◆ **DATA EXCERPTS**:
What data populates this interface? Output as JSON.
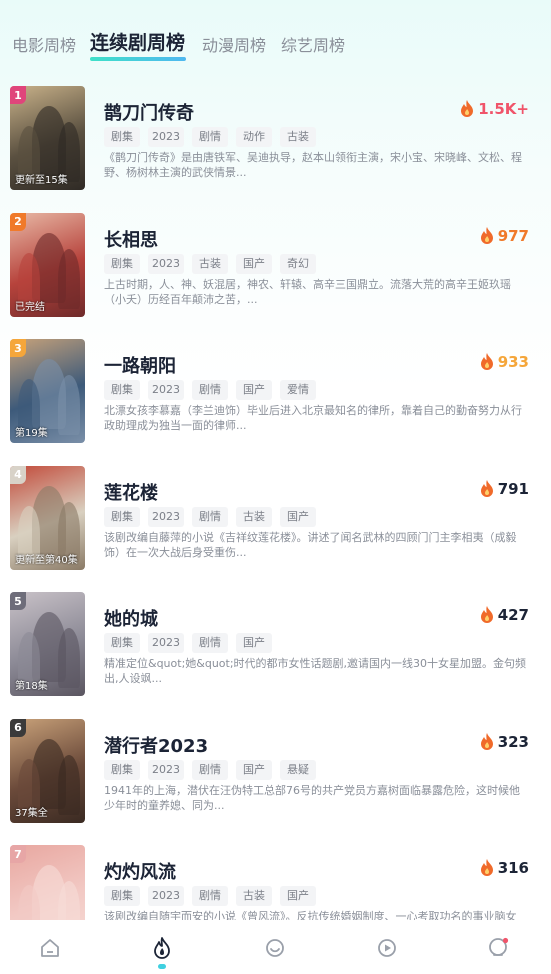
{
  "tabs": [
    {
      "label": "电影周榜",
      "active": false
    },
    {
      "label": "连续剧周榜",
      "active": true
    },
    {
      "label": "动漫周榜",
      "active": false
    },
    {
      "label": "综艺周榜",
      "active": false
    }
  ],
  "items": [
    {
      "rank": "1",
      "rank_color": "#e0457b",
      "status": "更新至15集",
      "title": "鹊刀门传奇",
      "heat": "1.5K+",
      "heat_color": "#f0546a",
      "tags": [
        "剧集",
        "2023",
        "剧情",
        "动作",
        "古装"
      ],
      "desc": "《鹊刀门传奇》是由唐铁军、吴迪执导，赵本山领衔主演，宋小宝、宋晓峰、文松、程野、杨树林主演的武侠情景...",
      "poster_colors": [
        "#5a5040",
        "#c9b28a",
        "#2f2a25"
      ]
    },
    {
      "rank": "2",
      "rank_color": "#f07a2a",
      "status": "已完结",
      "title": "长相思",
      "heat": "977",
      "heat_color": "#f07a2a",
      "tags": [
        "剧集",
        "2023",
        "古装",
        "国产",
        "奇幻"
      ],
      "desc": "上古时期，人、神、妖混居，神农、轩辕、高辛三国鼎立。流落大荒的高辛王姬玖瑶（小夭）历经百年颠沛之苦，...",
      "poster_colors": [
        "#b7433c",
        "#e8b9a6",
        "#6e2a2a"
      ]
    },
    {
      "rank": "3",
      "rank_color": "#f5a63a",
      "status": "第19集",
      "title": "一路朝阳",
      "heat": "933",
      "heat_color": "#f5a63a",
      "tags": [
        "剧集",
        "2023",
        "剧情",
        "国产",
        "爱情"
      ],
      "desc": "北漂女孩李慕嘉（李兰迪饰）毕业后进入北京最知名的律所，靠着自己的勤奋努力从行政助理成为独当一面的律师...",
      "poster_colors": [
        "#3d5a7a",
        "#c7a27a",
        "#7a8fa8"
      ]
    },
    {
      "rank": "4",
      "rank_color": "#d8d2c8",
      "status": "更新至第40集",
      "title": "莲花楼",
      "heat": "791",
      "heat_color": "#1c2436",
      "tags": [
        "剧集",
        "2023",
        "剧情",
        "古装",
        "国产"
      ],
      "desc": "该剧改编自藤萍的小说《吉祥纹莲花楼》。讲述了闻名武林的四顾门门主李相夷（成毅饰）在一次大战后身受重伤...",
      "poster_colors": [
        "#d9d0c0",
        "#c24a3a",
        "#8a7a66"
      ]
    },
    {
      "rank": "5",
      "rank_color": "#6e6d7a",
      "status": "第18集",
      "title": "她的城",
      "heat": "427",
      "heat_color": "#1c2436",
      "tags": [
        "剧集",
        "2023",
        "剧情",
        "国产"
      ],
      "desc": "精准定位&quot;她&quot;时代的都市女性话题剧,邀请国内一线30十女星加盟。金句频出,人设飒...",
      "poster_colors": [
        "#8c8a96",
        "#c9c2c8",
        "#5a5560"
      ]
    },
    {
      "rank": "6",
      "rank_color": "#3a3a3a",
      "status": "37集全",
      "title": "潜行者2023",
      "heat": "323",
      "heat_color": "#1c2436",
      "tags": [
        "剧集",
        "2023",
        "剧情",
        "国产",
        "悬疑"
      ],
      "desc": "1941年的上海，潜伏在汪伪特工总部76号的共产党员方嘉树面临暴露危险，这时候他少年时的童养媳、同为...",
      "poster_colors": [
        "#6b4a3a",
        "#c9a27a",
        "#3a2a22"
      ]
    },
    {
      "rank": "7",
      "rank_color": "#e7a6a6",
      "status": "",
      "title": "灼灼风流",
      "heat": "316",
      "heat_color": "#1c2436",
      "tags": [
        "剧集",
        "2023",
        "剧情",
        "古装",
        "国产"
      ],
      "desc": "该剧改编自随宇而安的小说《曾风流》。反抗传统婚姻制度、一心考取功名的事业脑女",
      "poster_colors": [
        "#f2c9c4",
        "#e8a7a0",
        "#f6dcd7"
      ]
    }
  ],
  "nav": [
    {
      "icon": "home-icon",
      "active": false
    },
    {
      "icon": "flame-icon",
      "active": true
    },
    {
      "icon": "chat-icon",
      "active": false
    },
    {
      "icon": "play-icon",
      "active": false
    },
    {
      "icon": "profile-icon",
      "active": false,
      "badge": true
    }
  ],
  "colors": {
    "accent": "#3fd0e0",
    "badge": "#f0546a"
  }
}
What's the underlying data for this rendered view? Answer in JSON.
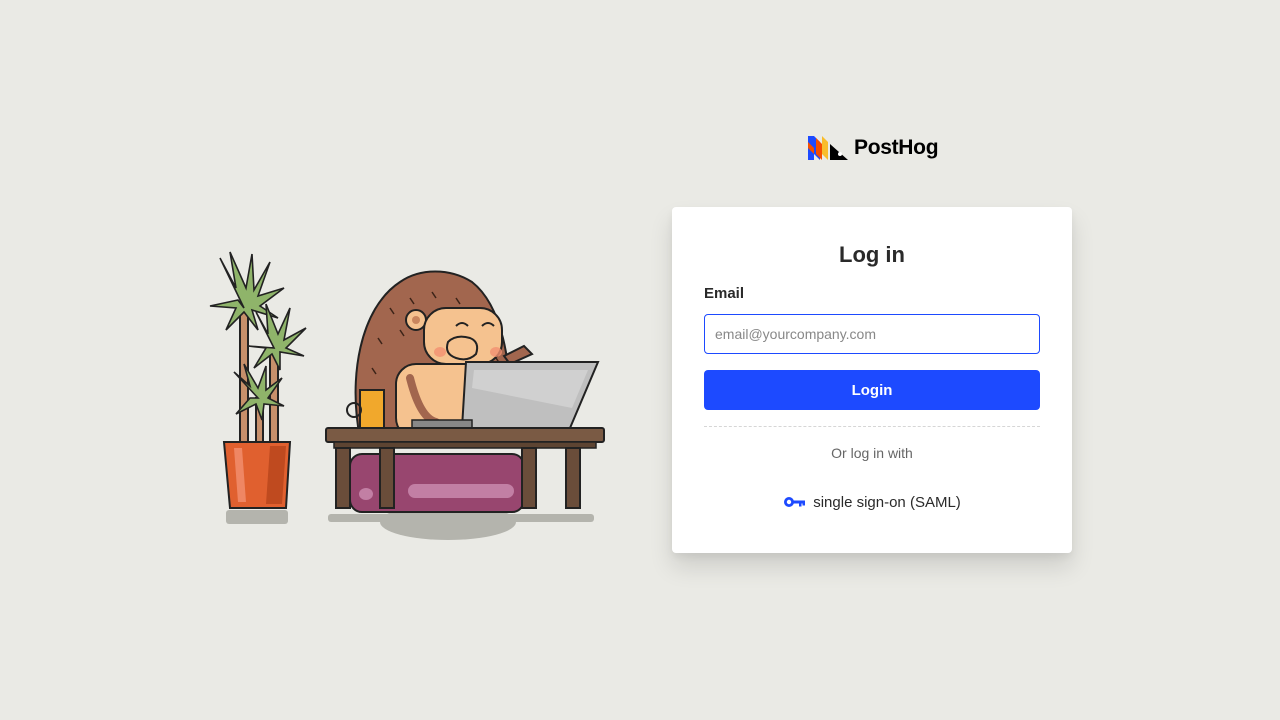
{
  "brand": {
    "name": "PostHog",
    "colors": {
      "blue": "#1d4aff",
      "orange": "#f54e00",
      "yellow": "#f9bd2b",
      "black": "#000000"
    }
  },
  "illustration": {
    "description_icon": "hedgehog-at-laptop-illustration"
  },
  "login": {
    "title": "Log in",
    "email_label": "Email",
    "email_placeholder": "email@yourcompany.com",
    "email_value": "",
    "submit_label": "Login",
    "alt_prompt": "Or log in with",
    "sso_label": "single sign-on (SAML)",
    "sso_icon": "key-icon"
  },
  "theme": {
    "background": "#eaeae5",
    "accent": "#1d4aff"
  }
}
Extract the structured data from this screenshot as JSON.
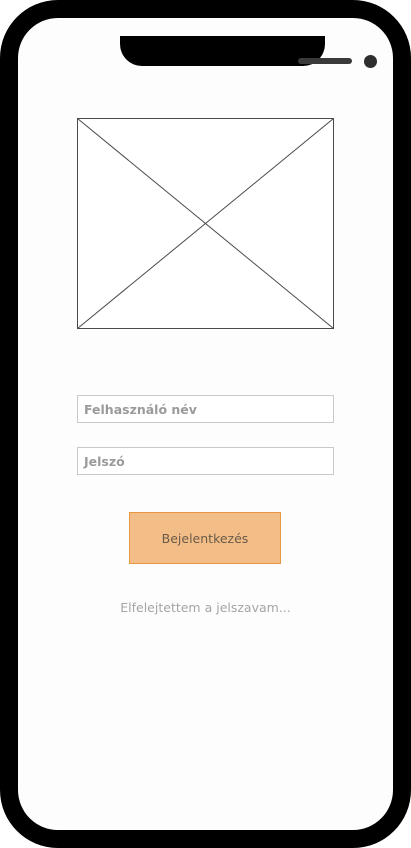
{
  "device": {
    "frame_color": "#000000",
    "screen_color": "#fdfdfd"
  },
  "login": {
    "image_icon": "image-placeholder-icon",
    "username_placeholder": "Felhasználó név",
    "password_placeholder": "Jelszó",
    "submit_label": "Bejelentkezés",
    "submit_color": "#f3bd87",
    "submit_border_color": "#e8973f",
    "forgot_password_label": "Elfelejtettem a jelszavam..."
  }
}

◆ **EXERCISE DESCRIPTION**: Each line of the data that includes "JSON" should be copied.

◆ **FINISHED TASK**:
What data populates this interface? Output as JSON.
What's the underlying data for this rendered view? Answer in JSON.
Extract the structured data from this screenshot as JSON.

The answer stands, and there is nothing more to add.